Today will be cold across most of the nation, with temperatures even tumbling in Texas and Florida. I live about 250 miles straight west of Chicago. We expect morning temperatures to be near single digits, with a wind chill near zero all day (Fahrenheit not Celsius). Although I sometimes walk to work, tomorrow will not be one of those days. I will, however, still brave the cold to go to a gym to work out.

I still have a positive attitude about winter. We have had our first snow fall, it was only about two inches and the streets are already cleared. The sky as been clear, so the sun is bright, making the scenery especially nice. This feeling will change by the time February rolls around. Eighty days of cold with increasing cloudiness makes thing dreary. I do not often suffer from cabin fever, but I know a lot of people who do.

The best solution to cold weather is to actually get out in it. Breathe deeply the clean air. Feel the cold penetrate where you have not covered sufficiently. Move around and, after experiencing nature to its fullest, retreat to the comfort of your home or office. A short experience of the harshness of the season will make the comforts that much more delectable.

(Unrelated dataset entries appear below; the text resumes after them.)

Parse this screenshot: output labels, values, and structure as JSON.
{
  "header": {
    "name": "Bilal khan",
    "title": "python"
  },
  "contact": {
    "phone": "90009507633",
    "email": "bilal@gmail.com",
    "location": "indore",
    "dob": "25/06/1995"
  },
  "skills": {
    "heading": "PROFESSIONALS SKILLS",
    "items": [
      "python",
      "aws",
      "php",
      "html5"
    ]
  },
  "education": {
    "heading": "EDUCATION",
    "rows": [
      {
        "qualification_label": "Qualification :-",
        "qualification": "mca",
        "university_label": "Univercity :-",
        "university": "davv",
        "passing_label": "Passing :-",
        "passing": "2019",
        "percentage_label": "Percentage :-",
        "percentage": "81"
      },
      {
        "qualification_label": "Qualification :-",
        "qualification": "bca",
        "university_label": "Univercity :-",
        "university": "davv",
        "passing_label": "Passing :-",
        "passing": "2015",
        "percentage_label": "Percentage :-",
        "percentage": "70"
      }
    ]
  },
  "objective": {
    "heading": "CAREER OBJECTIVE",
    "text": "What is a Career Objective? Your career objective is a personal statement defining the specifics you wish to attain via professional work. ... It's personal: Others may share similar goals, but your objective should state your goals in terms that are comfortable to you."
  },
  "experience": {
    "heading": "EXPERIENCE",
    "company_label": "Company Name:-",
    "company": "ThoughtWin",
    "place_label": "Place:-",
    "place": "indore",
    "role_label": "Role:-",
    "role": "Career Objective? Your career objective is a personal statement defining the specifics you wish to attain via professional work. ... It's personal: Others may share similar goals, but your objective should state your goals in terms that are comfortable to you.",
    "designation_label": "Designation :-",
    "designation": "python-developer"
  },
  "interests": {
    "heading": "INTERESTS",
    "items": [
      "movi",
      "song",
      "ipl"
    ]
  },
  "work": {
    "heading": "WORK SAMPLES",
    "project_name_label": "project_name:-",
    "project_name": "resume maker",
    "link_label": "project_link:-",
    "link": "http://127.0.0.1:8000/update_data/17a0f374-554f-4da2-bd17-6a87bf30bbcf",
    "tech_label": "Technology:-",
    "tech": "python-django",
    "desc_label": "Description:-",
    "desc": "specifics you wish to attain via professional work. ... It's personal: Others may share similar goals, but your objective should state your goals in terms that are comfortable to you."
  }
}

A couple of years ago, I drove by a construction site about this time of year. It was cold with sleet coming down. I commented that I was glad not to have that job. My teenage son disagreed. What could be better than getting to work outside? Especially when working on something you could point at to say you had built it? I appreciate his enthusiasm. Those men and women do have something to hold on to. I still have my comfortable office, which I still will not trade. Perhaps that kind of enthusiasm wanes with age (and stiffness).

I know that several negative twenty degree days are ahead. We can only hope that they are not consecutive. The local weather forecaster has asked “Is it cold enough for you?” My answer is yes. I am so glad that I live in an age and country with modern conveniences such as central heating. Keep writing and stay warm.